Kopser was the first Texas candidate that the Democratic Congressional Campaign Committee added to its Red to Blue program outside the contenders in the three districts that Clinton carried, putting him on the list days after Smith announced his retirement last year. But the DCCC has not invested in the district since then, and other Democratic groups have largely stayed out.
On the Republican side, the Club for Growth, the national conservative group that spent heavily to help Roy win the nomination, is waging a homestretch offensive against Kopser, airing $200,000 worth of TV ads in San Antonio labeling him a "liberal Democrat." Kopser has been heartened by the attack, taking it as evidence that the race is not nearly as sewn up for Roy as was indicated by a poll the Club for Growth released a few weeks ago. It had Roy leading by 12 percentage points.
As the race winds down, Democrats acknowledge the 21st District is not among their easiest pick-up opportunities in the state. But Kopser, they argue, has run the kind of campaign that can make Republicans think twice about taking the district for granted in the future.
"He's not just a Democrat hitting on the Democratic issues — he's really reaching out, and I think he has a unique background to do that" as a veteran and businessman, said Donna Haschke, the chairwoman of the Hays County Democratic Party. "If anybody can make some major inroads in that district, it's him."

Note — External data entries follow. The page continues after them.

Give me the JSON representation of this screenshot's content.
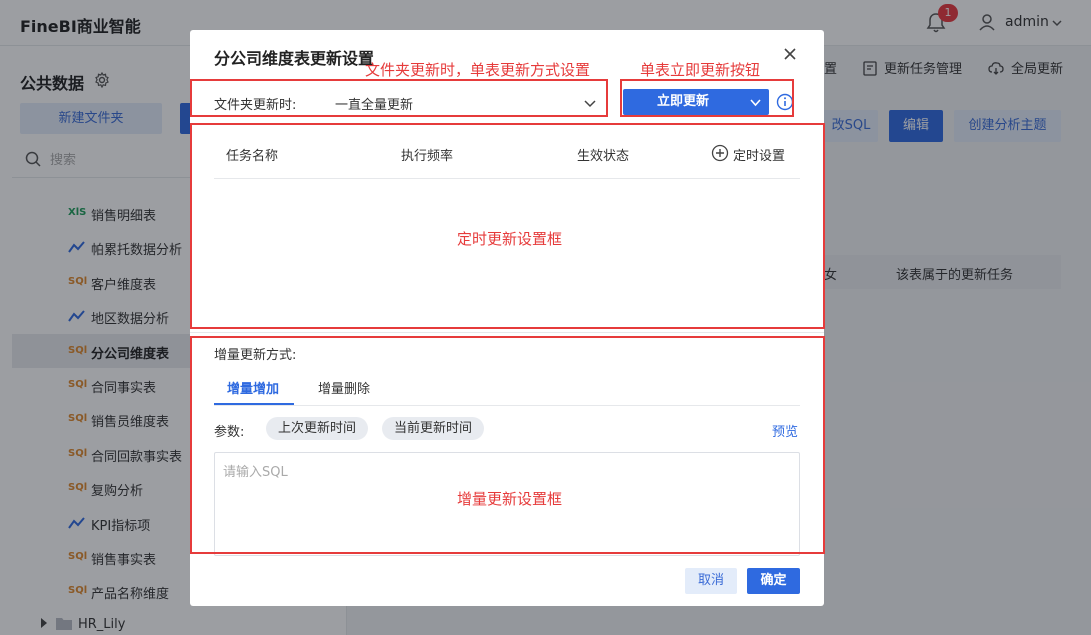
{
  "topbar": {
    "brand": "FineBI商业智能",
    "notification_count": "1",
    "user": "admin"
  },
  "left_panel": {
    "title": "公共数据",
    "new_folder_button": "新建文件夹",
    "search_placeholder": "搜索",
    "items": [
      {
        "type": "xls",
        "icon_text": "XlS",
        "label": "销售明细表"
      },
      {
        "type": "line",
        "icon_text": "",
        "label": "帕累托数据分析"
      },
      {
        "type": "sql",
        "icon_text": "SQl",
        "label": "客户维度表"
      },
      {
        "type": "line",
        "icon_text": "",
        "label": "地区数据分析"
      },
      {
        "type": "sql",
        "icon_text": "SQl",
        "label": "分公司维度表",
        "active": true
      },
      {
        "type": "sql",
        "icon_text": "SQl",
        "label": "合同事实表"
      },
      {
        "type": "sql",
        "icon_text": "SQl",
        "label": "销售员维度表"
      },
      {
        "type": "sql",
        "icon_text": "SQl",
        "label": "合同回款事实表"
      },
      {
        "type": "sql",
        "icon_text": "SQl",
        "label": "复购分析"
      },
      {
        "type": "line",
        "icon_text": "",
        "label": "KPI指标项"
      },
      {
        "type": "sql",
        "icon_text": "SQl",
        "label": "销售事实表"
      },
      {
        "type": "sql",
        "icon_text": "SQl",
        "label": "产品名称维度"
      }
    ],
    "folder": "HR_Lily"
  },
  "background": {
    "toolbar": {
      "settings_tail": "置",
      "update_task_mgmt": "更新任务管理",
      "global_update": "全局更新"
    },
    "buttons": {
      "sql_tail": "改SQL",
      "edit": "编辑",
      "create_topic": "创建分析主题"
    },
    "table": {
      "col_a_tail": "女",
      "col_b": "该表属于的更新任务"
    }
  },
  "dialog": {
    "title": "分公司维度表更新设置",
    "folder_update_label": "文件夹更新时:",
    "folder_update_value": "一直全量更新",
    "update_now_button": "立即更新",
    "table_headers": {
      "task_name": "任务名称",
      "frequency": "执行频率",
      "status": "生效状态",
      "schedule": "定时设置"
    },
    "incremental_label": "增量更新方式:",
    "tabs": {
      "add": "增量增加",
      "delete": "增量删除"
    },
    "params_label": "参数:",
    "chips": {
      "last_update": "上次更新时间",
      "current_update": "当前更新时间"
    },
    "preview": "预览",
    "sql_placeholder": "请输入SQL",
    "cancel": "取消",
    "confirm": "确定"
  },
  "annotations": {
    "folder_setting": "文件夹更新时，单表更新方式设置",
    "update_now": "单表立即更新按钮",
    "schedule_box": "定时更新设置框",
    "incremental_box": "增量更新设置框",
    "color": "#e63b3b"
  }
}
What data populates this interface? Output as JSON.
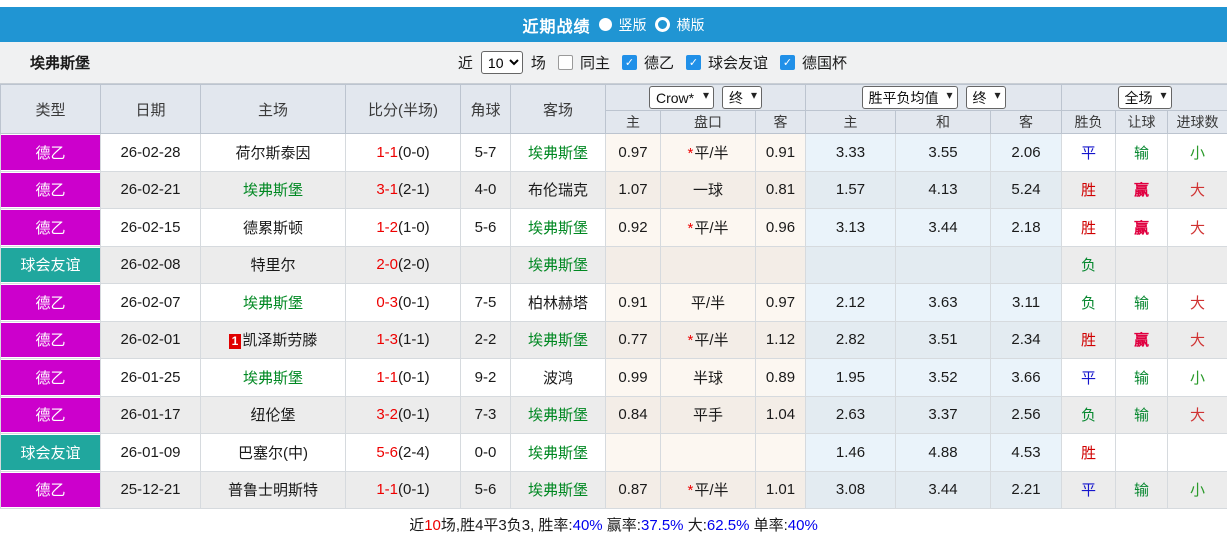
{
  "icons": {
    "check": "✓",
    "chevron_down": "▾"
  },
  "title_bar": {
    "bg": "#2095d3",
    "title": "近期战绩",
    "radios": [
      {
        "label": "竖版",
        "selected": true
      },
      {
        "label": "横版",
        "selected": false
      }
    ]
  },
  "filter_bar": {
    "team": "埃弗斯堡",
    "near_label": "近",
    "count_value": "10",
    "games_label": "场",
    "checkboxes": [
      {
        "label": "同主",
        "checked": false
      },
      {
        "label": "德乙",
        "checked": true
      },
      {
        "label": "球会友谊",
        "checked": true
      },
      {
        "label": "德国杯",
        "checked": true
      }
    ]
  },
  "table": {
    "static_headers": [
      "类型",
      "日期",
      "主场",
      "比分(半场)",
      "角球",
      "客场"
    ],
    "odds_group": {
      "select1": "Crow*",
      "select2": "终",
      "cols": [
        "主",
        "盘口",
        "客"
      ]
    },
    "avg_group": {
      "select1": "胜平负均值",
      "select2": "终",
      "cols": [
        "主",
        "和",
        "客"
      ]
    },
    "result_group": {
      "select": "全场",
      "cols": [
        "胜负",
        "让球",
        "进球数"
      ]
    },
    "type_colors": {
      "德乙": "#cc00cc",
      "球会友谊": "#20a79e"
    },
    "self_team_color": "#008822",
    "result_colors": {
      "胜": "#d00000",
      "平": "#1515cc",
      "负": "#088830",
      "输": "#088830",
      "赢": "#e00040",
      "大": "#d03333",
      "小": "#2a9a2a"
    },
    "matches": [
      {
        "type": "德乙",
        "date": "26-02-28",
        "home": "荷尔斯泰因",
        "home_self": false,
        "home_badge": "",
        "score": "1-1",
        "half": "(0-0)",
        "corners": "5-7",
        "away": "埃弗斯堡",
        "away_self": true,
        "o1": "0.97",
        "hcap": "平/半",
        "hcap_star": true,
        "o2": "0.91",
        "m1": "3.33",
        "m2": "3.55",
        "m3": "2.06",
        "spf": "平",
        "rq": "输",
        "jq": "小"
      },
      {
        "type": "德乙",
        "date": "26-02-21",
        "home": "埃弗斯堡",
        "home_self": true,
        "home_badge": "",
        "score": "3-1",
        "half": "(2-1)",
        "corners": "4-0",
        "away": "布伦瑞克",
        "away_self": false,
        "o1": "1.07",
        "hcap": "一球",
        "hcap_star": false,
        "o2": "0.81",
        "m1": "1.57",
        "m2": "4.13",
        "m3": "5.24",
        "spf": "胜",
        "rq": "赢",
        "jq": "大"
      },
      {
        "type": "德乙",
        "date": "26-02-15",
        "home": "德累斯顿",
        "home_self": false,
        "home_badge": "",
        "score": "1-2",
        "half": "(1-0)",
        "corners": "5-6",
        "away": "埃弗斯堡",
        "away_self": true,
        "o1": "0.92",
        "hcap": "平/半",
        "hcap_star": true,
        "o2": "0.96",
        "m1": "3.13",
        "m2": "3.44",
        "m3": "2.18",
        "spf": "胜",
        "rq": "赢",
        "jq": "大"
      },
      {
        "type": "球会友谊",
        "date": "26-02-08",
        "home": "特里尔",
        "home_self": false,
        "home_badge": "",
        "score": "2-0",
        "half": "(2-0)",
        "corners": "",
        "away": "埃弗斯堡",
        "away_self": true,
        "o1": "",
        "hcap": "",
        "hcap_star": false,
        "o2": "",
        "m1": "",
        "m2": "",
        "m3": "",
        "spf": "负",
        "rq": "",
        "jq": ""
      },
      {
        "type": "德乙",
        "date": "26-02-07",
        "home": "埃弗斯堡",
        "home_self": true,
        "home_badge": "",
        "score": "0-3",
        "half": "(0-1)",
        "corners": "7-5",
        "away": "柏林赫塔",
        "away_self": false,
        "o1": "0.91",
        "hcap": "平/半",
        "hcap_star": false,
        "o2": "0.97",
        "m1": "2.12",
        "m2": "3.63",
        "m3": "3.11",
        "spf": "负",
        "rq": "输",
        "jq": "大"
      },
      {
        "type": "德乙",
        "date": "26-02-01",
        "home": "凯泽斯劳滕",
        "home_self": false,
        "home_badge": "1",
        "score": "1-3",
        "half": "(1-1)",
        "corners": "2-2",
        "away": "埃弗斯堡",
        "away_self": true,
        "o1": "0.77",
        "hcap": "平/半",
        "hcap_star": true,
        "o2": "1.12",
        "m1": "2.82",
        "m2": "3.51",
        "m3": "2.34",
        "spf": "胜",
        "rq": "赢",
        "jq": "大"
      },
      {
        "type": "德乙",
        "date": "26-01-25",
        "home": "埃弗斯堡",
        "home_self": true,
        "home_badge": "",
        "score": "1-1",
        "half": "(0-1)",
        "corners": "9-2",
        "away": "波鸿",
        "away_self": false,
        "o1": "0.99",
        "hcap": "半球",
        "hcap_star": false,
        "o2": "0.89",
        "m1": "1.95",
        "m2": "3.52",
        "m3": "3.66",
        "spf": "平",
        "rq": "输",
        "jq": "小"
      },
      {
        "type": "德乙",
        "date": "26-01-17",
        "home": "纽伦堡",
        "home_self": false,
        "home_badge": "",
        "score": "3-2",
        "half": "(0-1)",
        "corners": "7-3",
        "away": "埃弗斯堡",
        "away_self": true,
        "o1": "0.84",
        "hcap": "平手",
        "hcap_star": false,
        "o2": "1.04",
        "m1": "2.63",
        "m2": "3.37",
        "m3": "2.56",
        "spf": "负",
        "rq": "输",
        "jq": "大"
      },
      {
        "type": "球会友谊",
        "date": "26-01-09",
        "home": "巴塞尔(中)",
        "home_self": false,
        "home_badge": "",
        "score": "5-6",
        "half": "(2-4)",
        "corners": "0-0",
        "away": "埃弗斯堡",
        "away_self": true,
        "o1": "",
        "hcap": "",
        "hcap_star": false,
        "o2": "",
        "m1": "1.46",
        "m2": "4.88",
        "m3": "4.53",
        "spf": "胜",
        "rq": "",
        "jq": ""
      },
      {
        "type": "德乙",
        "date": "25-12-21",
        "home": "普鲁士明斯特",
        "home_self": false,
        "home_badge": "",
        "score": "1-1",
        "half": "(0-1)",
        "corners": "5-6",
        "away": "埃弗斯堡",
        "away_self": true,
        "o1": "0.87",
        "hcap": "平/半",
        "hcap_star": true,
        "o2": "1.01",
        "m1": "3.08",
        "m2": "3.44",
        "m3": "2.21",
        "spf": "平",
        "rq": "输",
        "jq": "小"
      }
    ]
  },
  "summary": {
    "segments": [
      {
        "t": "近",
        "c": "k"
      },
      {
        "t": "10",
        "c": "r"
      },
      {
        "t": "场,胜4平3负3, 胜率:",
        "c": "k"
      },
      {
        "t": "40%",
        "c": "b"
      },
      {
        "t": " 赢率:",
        "c": "k"
      },
      {
        "t": "37.5%",
        "c": "b"
      },
      {
        "t": " 大:",
        "c": "k"
      },
      {
        "t": "62.5%",
        "c": "b"
      },
      {
        "t": " 单率:",
        "c": "k"
      },
      {
        "t": "40%",
        "c": "b"
      }
    ]
  }
}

Disclosure: Joseph Kopser has been a financial supporter of The Texas Tribune, a nonprofit, nonpartisan news organization that is funded in part by donations from members, foundations and corporate sponsors. Financial supporters play no role in the Tribune's journalism. Find a complete list of them here.